Rabbit Food for Men. How Male Vegans From the United Kingdom Prune, Shape and Challenge Existing Gender Ideologies Through Plant-Based Food Consumption
The current fixation to conceptualise traditional and hegemonic masculinity using animal-derived foods has manifested into various gender related issues in contemporary society (Adams, 2015). For example, the expectation that men ought to consume meat to be masculine stems from historical findings regarding the symbolic value of these foods combined with societal expectations of gender-congruent food consumption (Cavazza et al., 2015). The connection between manliness and meat is strengthened by arguments from scholars illustrating its representational value for masculine domination, virility and physical strength (Gambert & Linné, 2018; Sobal, 2005). Despite the wide range of new possibilities to represent and interpret masculinities in contemporary society, the importance of meat and other animal-derived products as a synecdoche for manliness prevails. Consequently, disparities arise regarding the perception of masculinity when men actively subvert and repudiate gender-congruent food consumption – choosing plant-based foods and veganism over animal-derived foods and omnivorism instead. This study investigates these negotiations for alternative and recontextualised concepts of masculinities using experiences from male vegans from the United Kingdom. Not only does this thesis unearth insights regarding how veganism facilitates alternative performances and evocations of manliness, but it also exemplifies how mediated narratives and platforms, such as Instagram, are essential tools to induce and elicit socio-cultural change. The main research question in this study is: How do male vegan Instagrammers from the United Kingdom challenge and attempt to normalise existing gender ideologies in their Instagram usage? Furthermore, the sub-question is: How do British male vegan Instagrammers interpret different masculinities? Moreover, 11 in-depth interviews were conducted to acquire knowledge about the subversion of traditional masculinity via vegan foodways and how this was experienced and manifested by the respondents. The interviews accounted for approximately 14 hours of data. The data collection was subsequently analysed using grounded theory and thematic analysis, which provided four main themes: Development of Emotional Literacy, Amalgamation and Departmentalisation of Masculinities, Locus of Control and Ambivalence of Inclusion. As revealed in the findings, the participants used multiple tactics to normalise and challenge existing gender ideologies in their Instagram use. In sum, veganism aided the respondents in developing emotional literacy resulting in improved abilities to articulate their emotionality and empathy towards animals and other people. Further, the fluidity of masculinity was emphasised in this study; one’s perception is imperative to the experience and conceptualisation of manliness. Consequently, these revelations are articulated on Instagram to create an inclusive community based on relatability and accessibility. Nonetheless, the respondents’ endeavours illustrated the propensity of performing traditional masculine behaviour when negotiating and eliciting these social changes, which can be concerning. In essence, this study encapsulated vegan men’s ability to convey manliness without the inclusion and consumption of animal-based foods using a sample study concerning 11 male vegan Instagrammers.

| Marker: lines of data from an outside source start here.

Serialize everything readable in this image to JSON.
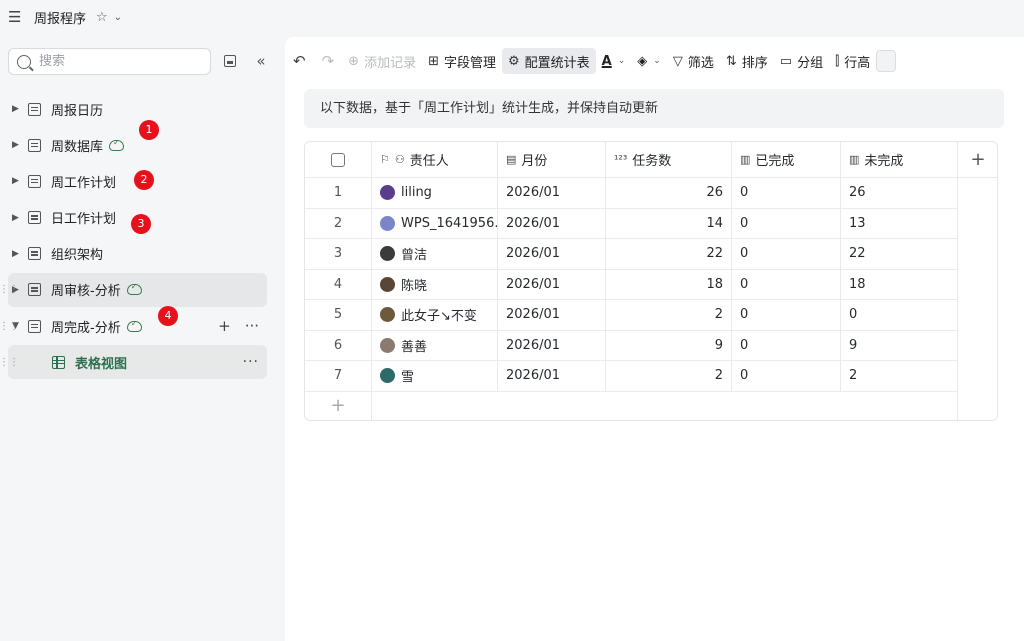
{
  "app": {
    "title": "周报程序"
  },
  "sidebar": {
    "search_placeholder": "搜索",
    "items": [
      {
        "label": "周报日历",
        "synced": false
      },
      {
        "label": "周数据库",
        "synced": true
      },
      {
        "label": "周工作计划",
        "synced": false
      },
      {
        "label": "日工作计划",
        "synced": false
      },
      {
        "label": "组织架构",
        "synced": false
      },
      {
        "label": "周审核-分析",
        "synced": true
      },
      {
        "label": "周完成-分析",
        "synced": true,
        "expanded": true
      }
    ],
    "view": {
      "label": "表格视图"
    },
    "badges": [
      "1",
      "2",
      "3",
      "4"
    ]
  },
  "toolbar": {
    "add_record": "添加记录",
    "fields": "字段管理",
    "stats_config": "配置统计表",
    "filter": "筛选",
    "sort": "排序",
    "group": "分组",
    "row_height": "行高"
  },
  "notice": "以下数据，基于「周工作计划」统计生成，并保持自动更新",
  "table": {
    "columns": [
      "责任人",
      "月份",
      "任务数",
      "已完成",
      "未完成"
    ],
    "rows": [
      {
        "index": "1",
        "owner": "liling",
        "month": "2026/01",
        "tasks": "26",
        "done": "0",
        "undone": "26",
        "avatar_color": "#5a3e8c"
      },
      {
        "index": "2",
        "owner": "WPS_1641956...",
        "month": "2026/01",
        "tasks": "14",
        "done": "0",
        "undone": "13",
        "avatar_color": "#7b86c9"
      },
      {
        "index": "3",
        "owner": "曾洁",
        "month": "2026/01",
        "tasks": "22",
        "done": "0",
        "undone": "22",
        "avatar_color": "#3b3b3b"
      },
      {
        "index": "4",
        "owner": "陈晓",
        "month": "2026/01",
        "tasks": "18",
        "done": "0",
        "undone": "18",
        "avatar_color": "#5a4636"
      },
      {
        "index": "5",
        "owner": "此女子↘不变",
        "month": "2026/01",
        "tasks": "2",
        "done": "0",
        "undone": "0",
        "avatar_color": "#6d5a3c"
      },
      {
        "index": "6",
        "owner": "善善",
        "month": "2026/01",
        "tasks": "9",
        "done": "0",
        "undone": "9",
        "avatar_color": "#8c7a70"
      },
      {
        "index": "7",
        "owner": "雪",
        "month": "2026/01",
        "tasks": "2",
        "done": "0",
        "undone": "2",
        "avatar_color": "#2e6a6a"
      }
    ]
  }
}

|, , , , , , ,|
|Dr. Radhika Mittal|
|Media, Culture & Society|
|Organisation||Erasmus School of History, Culture and Communication|
Sally Cheng. (2021, June 24). Rabbit Food for Men. How Male Vegans From the United Kingdom Prune, Shape and Challenge Existing Gender Ideologies Through Plant-Based Food Consumption. Media, Culture & Society. Retrieved from http://hdl.handle.net/2105/60676